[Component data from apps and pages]
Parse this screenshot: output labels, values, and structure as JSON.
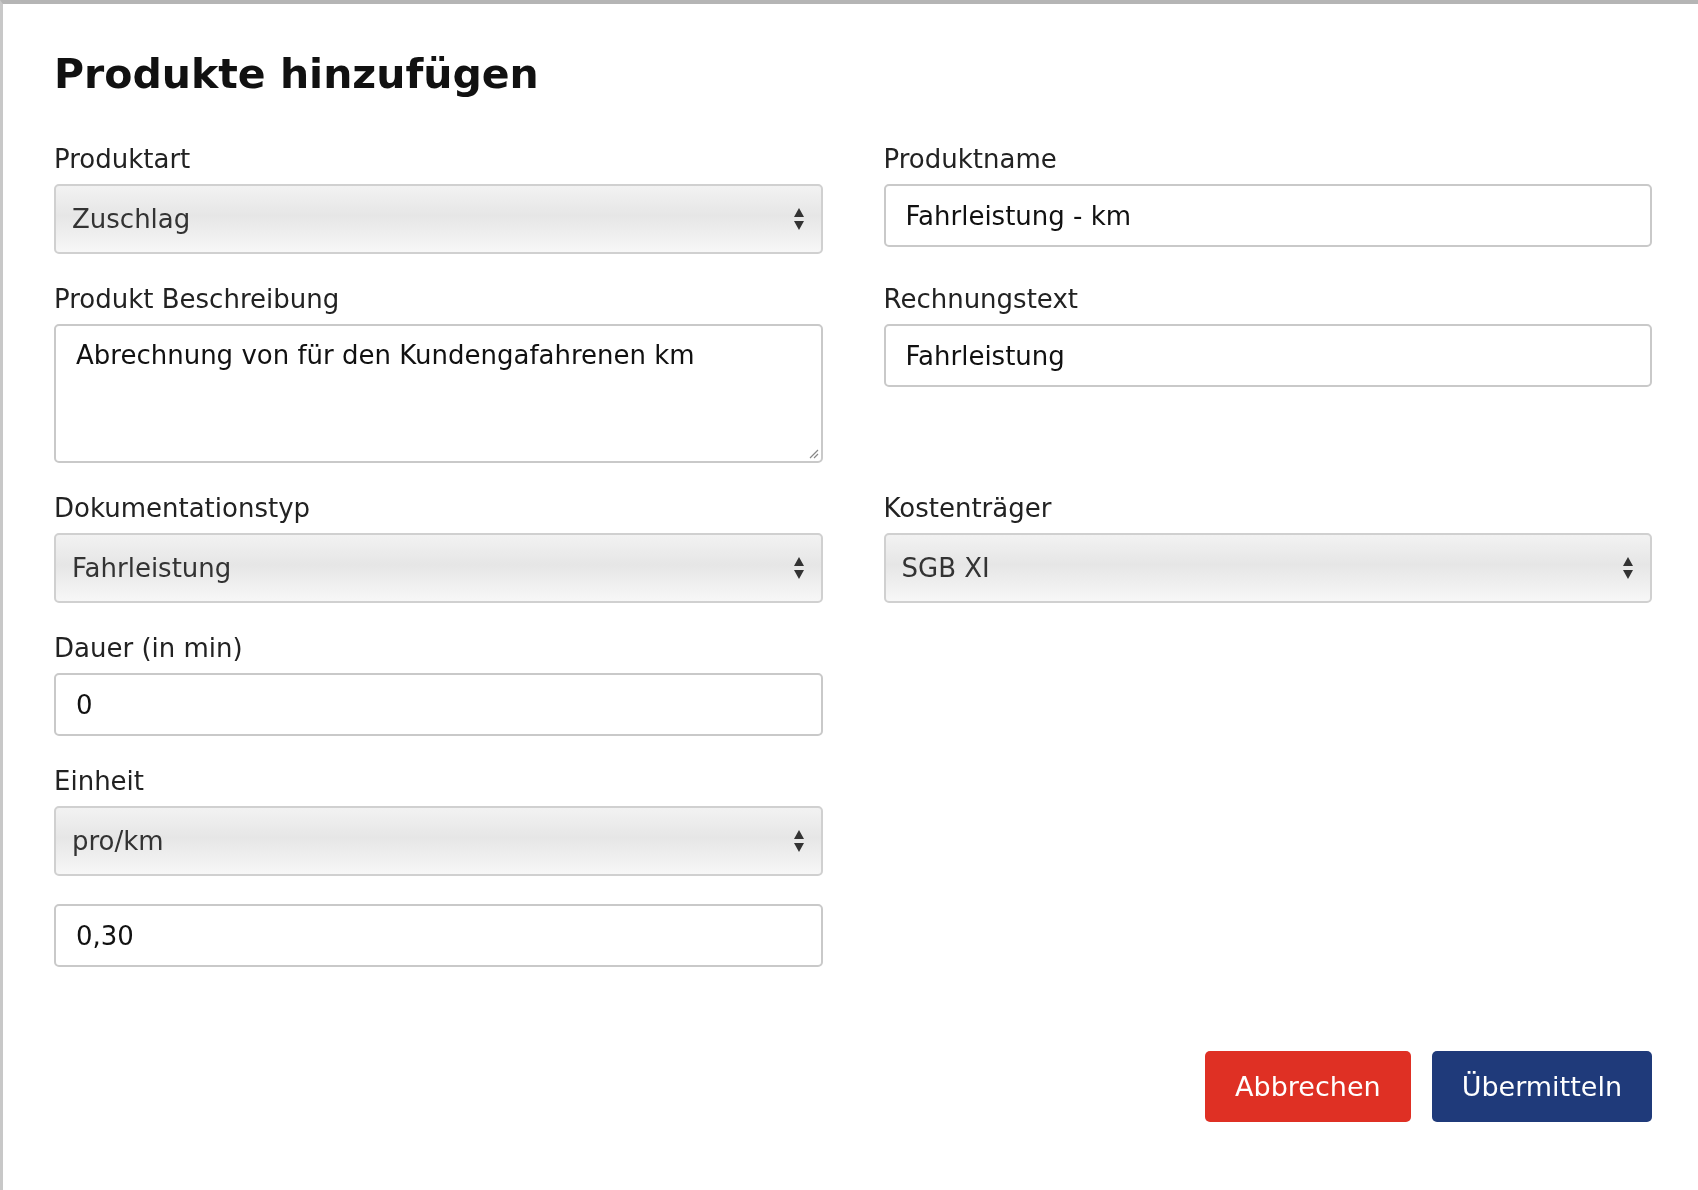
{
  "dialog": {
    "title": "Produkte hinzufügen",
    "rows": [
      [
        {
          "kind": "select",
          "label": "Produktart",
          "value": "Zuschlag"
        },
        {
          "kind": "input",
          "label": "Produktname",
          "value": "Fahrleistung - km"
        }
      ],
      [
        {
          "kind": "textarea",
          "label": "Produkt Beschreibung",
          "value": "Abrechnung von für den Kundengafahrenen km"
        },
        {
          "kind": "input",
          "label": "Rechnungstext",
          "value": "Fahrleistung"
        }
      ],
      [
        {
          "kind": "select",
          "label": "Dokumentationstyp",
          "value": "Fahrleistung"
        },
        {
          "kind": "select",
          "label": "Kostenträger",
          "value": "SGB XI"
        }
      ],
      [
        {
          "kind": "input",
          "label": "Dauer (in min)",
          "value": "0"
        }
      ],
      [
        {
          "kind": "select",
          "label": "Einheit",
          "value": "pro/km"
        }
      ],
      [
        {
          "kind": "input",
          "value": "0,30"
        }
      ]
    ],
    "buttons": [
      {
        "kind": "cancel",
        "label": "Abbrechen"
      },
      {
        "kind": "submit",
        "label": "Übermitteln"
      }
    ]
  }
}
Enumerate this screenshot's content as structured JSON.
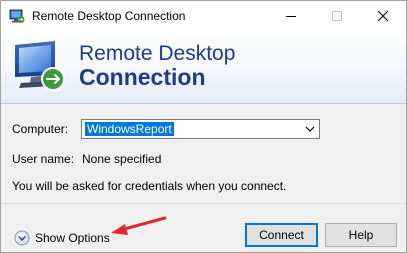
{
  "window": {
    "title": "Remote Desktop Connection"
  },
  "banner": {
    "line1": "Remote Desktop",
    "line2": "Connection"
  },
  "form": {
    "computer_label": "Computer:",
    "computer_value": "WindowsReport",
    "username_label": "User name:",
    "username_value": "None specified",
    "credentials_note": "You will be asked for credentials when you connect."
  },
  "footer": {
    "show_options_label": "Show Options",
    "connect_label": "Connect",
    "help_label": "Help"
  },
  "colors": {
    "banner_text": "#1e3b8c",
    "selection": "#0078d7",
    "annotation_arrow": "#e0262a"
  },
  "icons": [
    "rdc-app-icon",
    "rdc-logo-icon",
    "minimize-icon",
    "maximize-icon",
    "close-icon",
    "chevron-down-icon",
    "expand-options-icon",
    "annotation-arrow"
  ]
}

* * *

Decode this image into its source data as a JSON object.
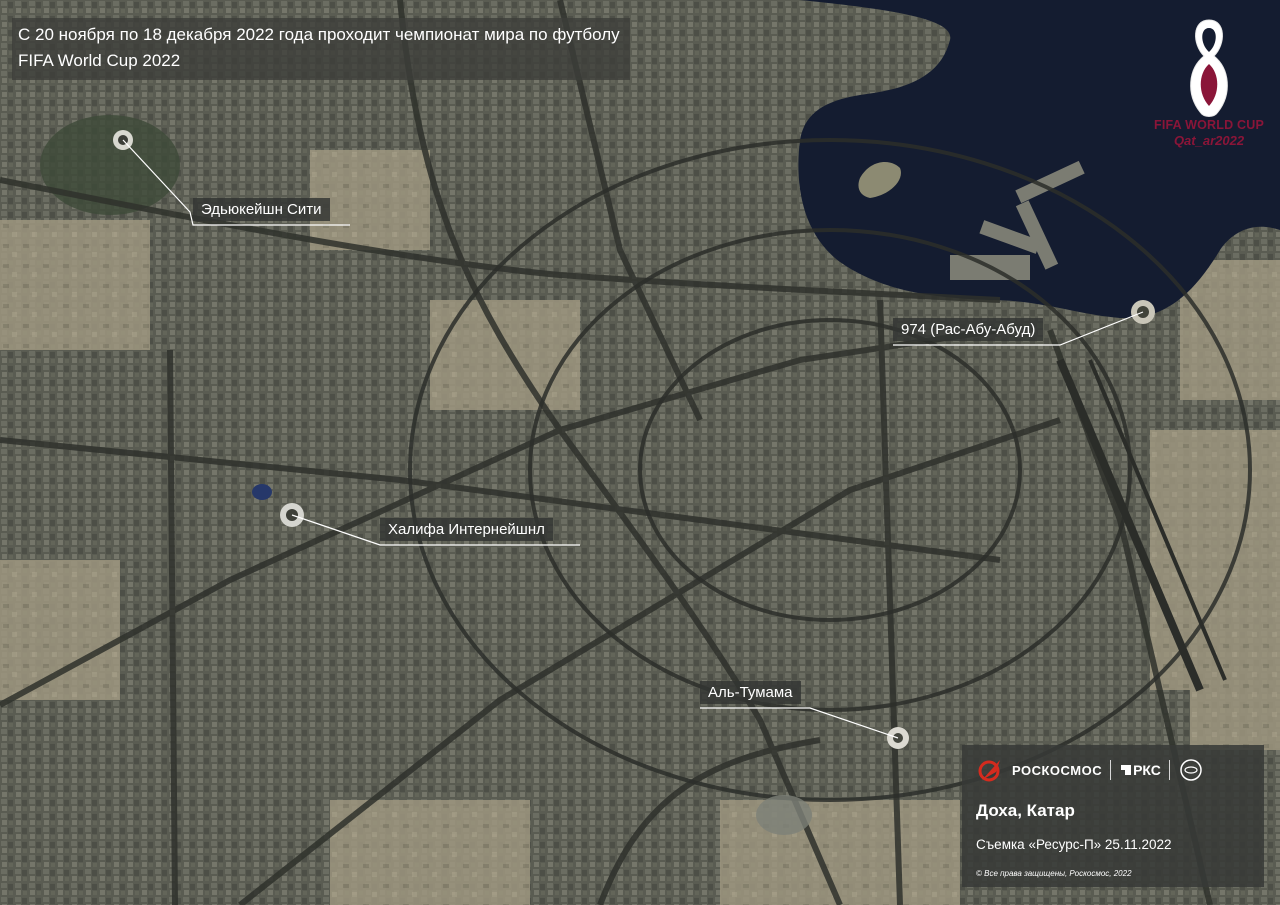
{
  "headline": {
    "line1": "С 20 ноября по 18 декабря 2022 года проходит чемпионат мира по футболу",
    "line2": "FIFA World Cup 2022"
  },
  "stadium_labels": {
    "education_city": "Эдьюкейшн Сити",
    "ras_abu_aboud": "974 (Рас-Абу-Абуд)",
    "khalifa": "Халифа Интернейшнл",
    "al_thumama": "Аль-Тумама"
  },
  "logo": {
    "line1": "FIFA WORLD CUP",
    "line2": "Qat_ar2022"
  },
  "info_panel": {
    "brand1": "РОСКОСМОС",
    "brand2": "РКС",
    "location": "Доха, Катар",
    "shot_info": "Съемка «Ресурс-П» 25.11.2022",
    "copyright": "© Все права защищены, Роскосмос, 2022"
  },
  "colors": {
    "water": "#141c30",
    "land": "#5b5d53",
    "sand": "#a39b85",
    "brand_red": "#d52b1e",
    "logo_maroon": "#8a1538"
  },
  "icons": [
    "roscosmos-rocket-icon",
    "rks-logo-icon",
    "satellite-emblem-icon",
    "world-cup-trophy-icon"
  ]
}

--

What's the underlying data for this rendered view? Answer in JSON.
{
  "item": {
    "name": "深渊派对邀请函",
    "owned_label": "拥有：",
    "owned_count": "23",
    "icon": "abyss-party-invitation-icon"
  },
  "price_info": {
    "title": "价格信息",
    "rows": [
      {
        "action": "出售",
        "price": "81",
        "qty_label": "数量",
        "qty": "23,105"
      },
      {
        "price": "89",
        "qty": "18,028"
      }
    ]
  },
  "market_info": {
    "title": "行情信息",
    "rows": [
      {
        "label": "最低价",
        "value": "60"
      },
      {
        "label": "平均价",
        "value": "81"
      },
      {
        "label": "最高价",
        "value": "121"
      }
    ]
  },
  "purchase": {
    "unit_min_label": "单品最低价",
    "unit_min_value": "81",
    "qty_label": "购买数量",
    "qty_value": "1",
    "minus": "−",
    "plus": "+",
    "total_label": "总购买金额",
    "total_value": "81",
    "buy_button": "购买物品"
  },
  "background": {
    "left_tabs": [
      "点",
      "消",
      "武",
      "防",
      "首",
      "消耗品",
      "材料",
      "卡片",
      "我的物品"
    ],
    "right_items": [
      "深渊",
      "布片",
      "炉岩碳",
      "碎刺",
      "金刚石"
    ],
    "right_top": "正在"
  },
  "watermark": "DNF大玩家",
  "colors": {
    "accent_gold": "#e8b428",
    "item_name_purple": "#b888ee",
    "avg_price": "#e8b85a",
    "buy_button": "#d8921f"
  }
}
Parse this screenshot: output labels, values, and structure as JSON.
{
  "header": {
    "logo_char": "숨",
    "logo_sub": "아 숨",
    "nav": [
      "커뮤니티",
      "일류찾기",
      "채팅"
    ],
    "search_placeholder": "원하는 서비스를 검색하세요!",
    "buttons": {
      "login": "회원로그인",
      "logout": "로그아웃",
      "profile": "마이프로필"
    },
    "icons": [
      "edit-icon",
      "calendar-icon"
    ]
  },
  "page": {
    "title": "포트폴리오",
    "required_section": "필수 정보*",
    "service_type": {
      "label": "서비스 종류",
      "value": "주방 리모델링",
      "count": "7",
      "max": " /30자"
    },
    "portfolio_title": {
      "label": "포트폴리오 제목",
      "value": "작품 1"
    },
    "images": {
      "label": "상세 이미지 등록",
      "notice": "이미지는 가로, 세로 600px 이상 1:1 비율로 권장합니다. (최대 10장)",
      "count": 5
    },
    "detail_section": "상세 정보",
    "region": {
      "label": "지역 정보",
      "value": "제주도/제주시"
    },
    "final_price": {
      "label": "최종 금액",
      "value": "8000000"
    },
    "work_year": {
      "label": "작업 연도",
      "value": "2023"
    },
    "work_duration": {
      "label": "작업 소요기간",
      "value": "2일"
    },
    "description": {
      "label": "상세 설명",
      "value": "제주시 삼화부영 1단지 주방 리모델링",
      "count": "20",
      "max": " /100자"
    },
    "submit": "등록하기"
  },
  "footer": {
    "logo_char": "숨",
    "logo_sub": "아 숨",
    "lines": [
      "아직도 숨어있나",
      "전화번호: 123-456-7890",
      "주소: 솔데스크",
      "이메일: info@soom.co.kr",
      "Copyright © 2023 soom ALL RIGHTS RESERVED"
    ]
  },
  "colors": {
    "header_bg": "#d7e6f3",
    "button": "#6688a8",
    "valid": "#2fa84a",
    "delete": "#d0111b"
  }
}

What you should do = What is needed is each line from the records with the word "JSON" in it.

Output below =
Parse this screenshot: output labels, values, and structure as JSON.
Enumerate this screenshot's content as structured JSON.
Decode this image into its source data as a JSON object.
What's the underlying data for this rendered view? Answer in JSON.
Parse this screenshot: output labels, values, and structure as JSON.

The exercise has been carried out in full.